Element data from apps and pages
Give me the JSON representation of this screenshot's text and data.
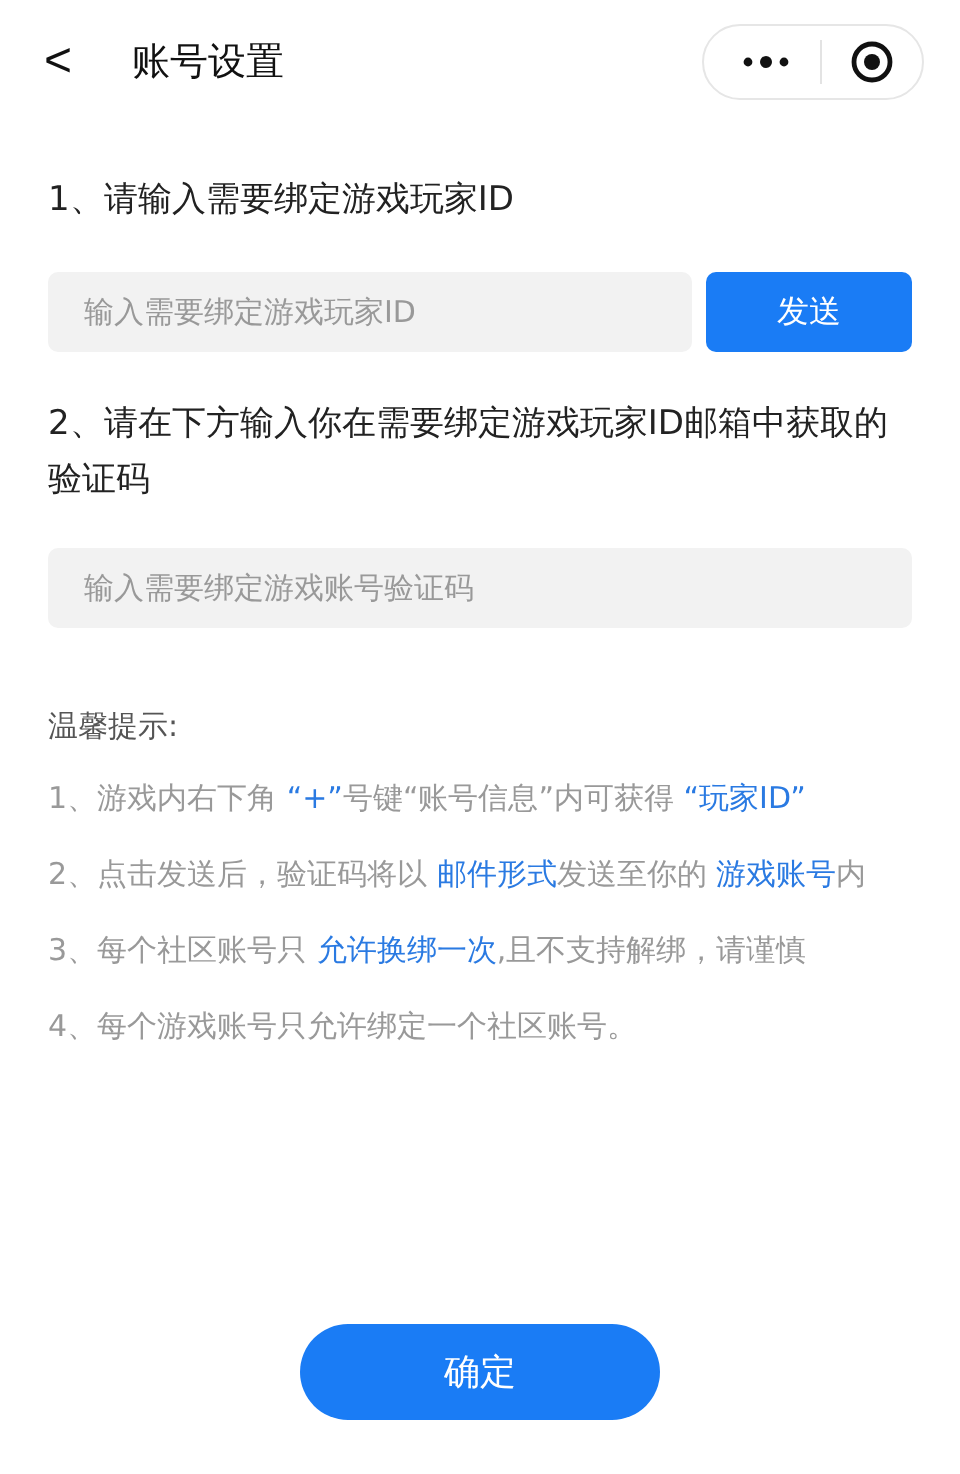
{
  "header": {
    "back": "<",
    "title": "账号设置"
  },
  "step1": {
    "label": "1、请输入需要绑定游戏玩家ID",
    "input": {
      "placeholder": "输入需要绑定游戏玩家ID"
    },
    "button": "发送"
  },
  "step2": {
    "label": "2、请在下方输入你在需要绑定游戏玩家ID邮箱中获取的验证码",
    "input": {
      "placeholder": "输入需要绑定游戏账号验证码"
    }
  },
  "tips": {
    "title": "温馨提示:",
    "items": [
      [
        {
          "text": "1、游戏内右下角 ",
          "highlight": false
        },
        {
          "text": "“+”",
          "highlight": true
        },
        {
          "text": "号键“账号信息”内可获得 ",
          "highlight": false
        },
        {
          "text": "“玩家ID”",
          "highlight": true
        }
      ],
      [
        {
          "text": "2、点击发送后，验证码将以 ",
          "highlight": false
        },
        {
          "text": "邮件形式",
          "highlight": true
        },
        {
          "text": "发送至你的 ",
          "highlight": false
        },
        {
          "text": "游戏账号",
          "highlight": true
        },
        {
          "text": "内",
          "highlight": false
        }
      ],
      [
        {
          "text": "3、每个社区账号只 ",
          "highlight": false
        },
        {
          "text": "允许换绑一次",
          "highlight": true
        },
        {
          "text": ",且不支持解绑，请谨慎",
          "highlight": false
        }
      ],
      [
        {
          "text": "4、每个游戏账号只允许绑定一个社区账号。",
          "highlight": false
        }
      ]
    ]
  },
  "confirm": "确定"
}
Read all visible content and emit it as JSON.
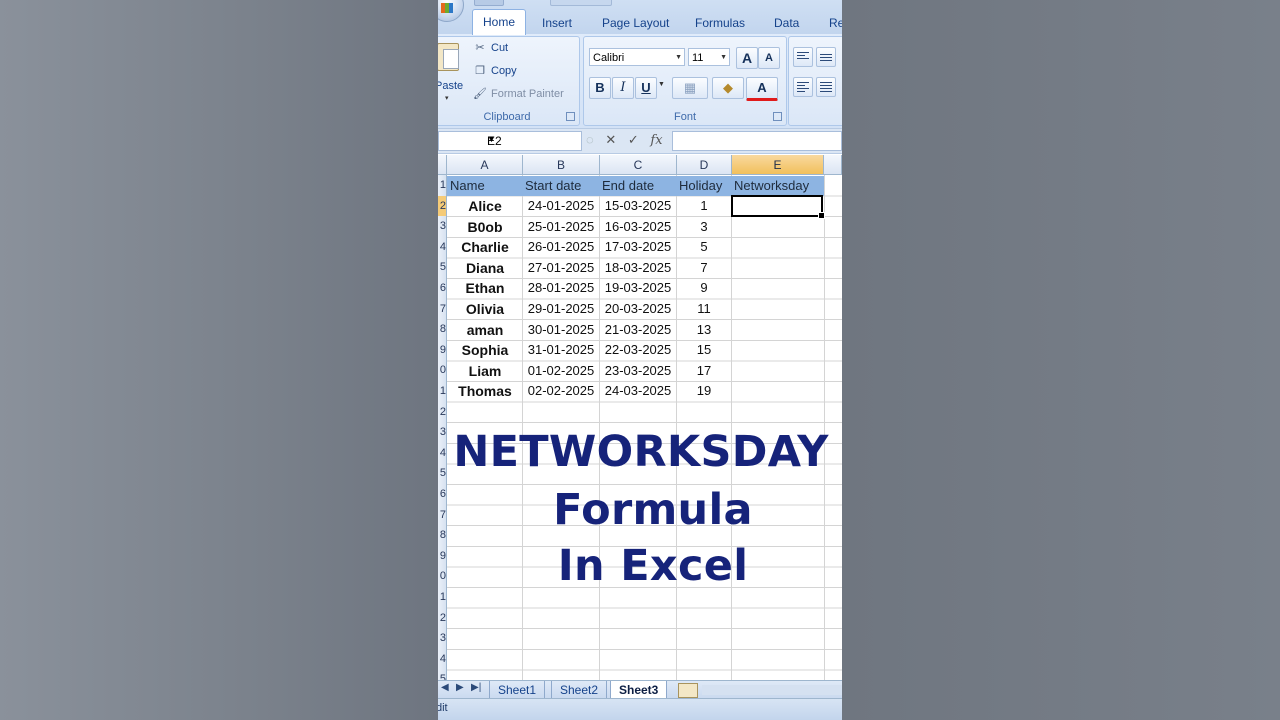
{
  "ribbon": {
    "tabs": [
      "Home",
      "Insert",
      "Page Layout",
      "Formulas",
      "Data",
      "Re"
    ],
    "clipboard": {
      "paste": "Paste",
      "cut": "Cut",
      "copy": "Copy",
      "format_painter": "Format Painter",
      "group_label": "Clipboard"
    },
    "font": {
      "family": "Calibri",
      "size": "11",
      "grow": "A",
      "shrink": "A",
      "bold": "B",
      "italic": "I",
      "underline": "U",
      "color_letter": "A",
      "group_label": "Font"
    }
  },
  "formula_bar": {
    "name_box": "E2",
    "cancel": "✕",
    "enter": "✓",
    "fx": "fx",
    "value": ""
  },
  "sheet": {
    "columns": [
      "A",
      "B",
      "C",
      "D",
      "E"
    ],
    "row_numbers": [
      "1",
      "2",
      "3",
      "4",
      "5",
      "6",
      "7",
      "8",
      "9",
      "0",
      "1",
      "2",
      "3",
      "4",
      "5",
      "6",
      "7",
      "8",
      "9",
      "0",
      "1",
      "2",
      "3",
      "4",
      "5"
    ],
    "headers": [
      "Name",
      "Start date",
      "End date",
      "Holiday",
      "Networksday"
    ],
    "rows": [
      [
        "Alice",
        "24-01-2025",
        "15-03-2025",
        "1"
      ],
      [
        "B0ob",
        "25-01-2025",
        "16-03-2025",
        "3"
      ],
      [
        "Charlie",
        "26-01-2025",
        "17-03-2025",
        "5"
      ],
      [
        "Diana",
        "27-01-2025",
        "18-03-2025",
        "7"
      ],
      [
        "Ethan",
        "28-01-2025",
        "19-03-2025",
        "9"
      ],
      [
        "Olivia",
        "29-01-2025",
        "20-03-2025",
        "11"
      ],
      [
        "aman",
        "30-01-2025",
        "21-03-2025",
        "13"
      ],
      [
        "Sophia",
        "31-01-2025",
        "22-03-2025",
        "15"
      ],
      [
        "Liam",
        "01-02-2025",
        "23-03-2025",
        "17"
      ],
      [
        "Thomas",
        "02-02-2025",
        "24-03-2025",
        "19"
      ]
    ],
    "selected_cell": "E2"
  },
  "overlay": {
    "line1": "NETWORKSDAY",
    "line2": "Formula",
    "line3": "In Excel"
  },
  "sheet_tabs": [
    "Sheet1",
    "Sheet2",
    "Sheet3"
  ],
  "active_sheet": "Sheet3",
  "status": "dit",
  "colors": {
    "header_fill": "#8db4e2",
    "overlay_text": "#16237a",
    "ribbon_text": "#15428b",
    "selected_header": "#f1c05c"
  }
}
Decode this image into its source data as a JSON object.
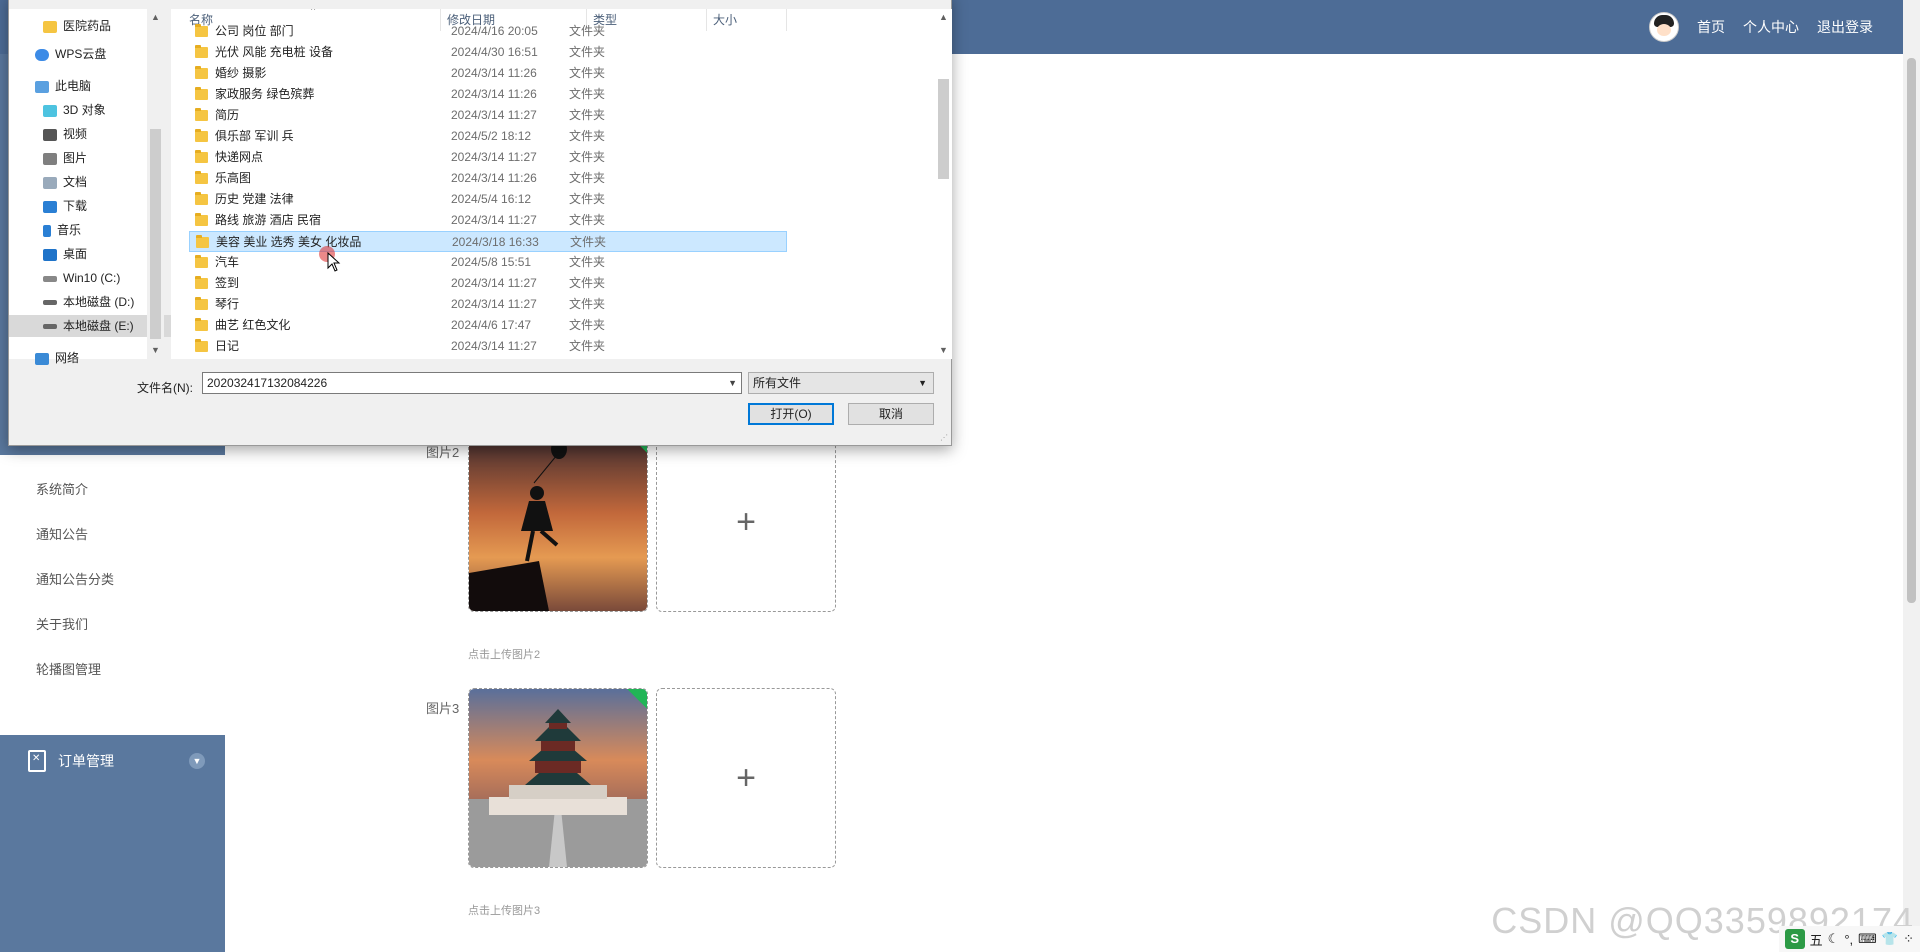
{
  "app": {
    "nav": {
      "home": "首页",
      "profile": "个人中心",
      "logout": "退出登录"
    },
    "sidebar": {
      "links": [
        "系统简介",
        "通知公告",
        "通知公告分类",
        "关于我们",
        "轮播图管理"
      ],
      "order_menu": "订单管理"
    },
    "images": [
      {
        "label": "图片2",
        "hint": "点击上传图片2"
      },
      {
        "label": "图片3",
        "hint": "点击上传图片3"
      }
    ],
    "upload_plus": "+"
  },
  "dialog": {
    "nav_items": [
      {
        "label": "医院药品",
        "icon": "folder-icon"
      },
      {
        "label": "WPS云盘",
        "icon": "cloud-icon"
      },
      {
        "label": "此电脑",
        "icon": "computer-icon"
      },
      {
        "label": "3D 对象",
        "icon": "cube-icon"
      },
      {
        "label": "视频",
        "icon": "video-icon"
      },
      {
        "label": "图片",
        "icon": "picture-icon"
      },
      {
        "label": "文档",
        "icon": "document-icon"
      },
      {
        "label": "下载",
        "icon": "download-icon"
      },
      {
        "label": "音乐",
        "icon": "music-icon"
      },
      {
        "label": "桌面",
        "icon": "desktop-icon"
      },
      {
        "label": "Win10 (C:)",
        "icon": "drive-icon"
      },
      {
        "label": "本地磁盘 (D:)",
        "icon": "drive-icon"
      },
      {
        "label": "本地磁盘 (E:)",
        "icon": "drive-icon"
      },
      {
        "label": "网络",
        "icon": "network-icon"
      }
    ],
    "columns": {
      "name": "名称",
      "date": "修改日期",
      "type": "类型",
      "size": "大小"
    },
    "files": [
      {
        "name": "公司 岗位 部门",
        "date": "2024/4/16 20:05",
        "type": "文件夹"
      },
      {
        "name": "光伏 风能 充电桩 设备",
        "date": "2024/4/30 16:51",
        "type": "文件夹"
      },
      {
        "name": "婚纱  摄影",
        "date": "2024/3/14 11:26",
        "type": "文件夹"
      },
      {
        "name": "家政服务 绿色殡葬",
        "date": "2024/3/14 11:26",
        "type": "文件夹"
      },
      {
        "name": "简历",
        "date": "2024/3/14 11:27",
        "type": "文件夹"
      },
      {
        "name": "俱乐部 军训 兵",
        "date": "2024/5/2 18:12",
        "type": "文件夹"
      },
      {
        "name": "快递网点",
        "date": "2024/3/14 11:27",
        "type": "文件夹"
      },
      {
        "name": "乐高图",
        "date": "2024/3/14 11:26",
        "type": "文件夹"
      },
      {
        "name": "历史  党建  法律",
        "date": "2024/5/4 16:12",
        "type": "文件夹"
      },
      {
        "name": "路线 旅游 酒店 民宿",
        "date": "2024/3/14 11:27",
        "type": "文件夹"
      },
      {
        "name": "美容 美业 选秀 美女 化妆品",
        "date": "2024/3/18 16:33",
        "type": "文件夹",
        "selected": true
      },
      {
        "name": "汽车",
        "date": "2024/5/8 15:51",
        "type": "文件夹"
      },
      {
        "name": "签到",
        "date": "2024/3/14 11:27",
        "type": "文件夹"
      },
      {
        "name": "琴行",
        "date": "2024/3/14 11:27",
        "type": "文件夹"
      },
      {
        "name": "曲艺  红色文化",
        "date": "2024/4/6 17:47",
        "type": "文件夹"
      },
      {
        "name": "日记",
        "date": "2024/3/14 11:27",
        "type": "文件夹"
      }
    ],
    "filename_label": "文件名(N):",
    "filename_value": "202032417132084226",
    "filetype_value": "所有文件",
    "open_button": "打开(O)",
    "cancel_button": "取消"
  },
  "watermark": "CSDN @QQ3359892174",
  "tray": {
    "s_badge": "S",
    "ime": "五"
  },
  "colors": {
    "topbar": "#4d6c96",
    "sidebar": "#5a789e",
    "selection": "#cce8ff",
    "upload_ok": "#21b557"
  }
}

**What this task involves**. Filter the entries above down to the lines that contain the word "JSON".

**Task response**.
Give me the JSON representation of this screenshot's text and data.
Read all visible content and emit it as JSON.
Decode this image into its source data as a JSON object.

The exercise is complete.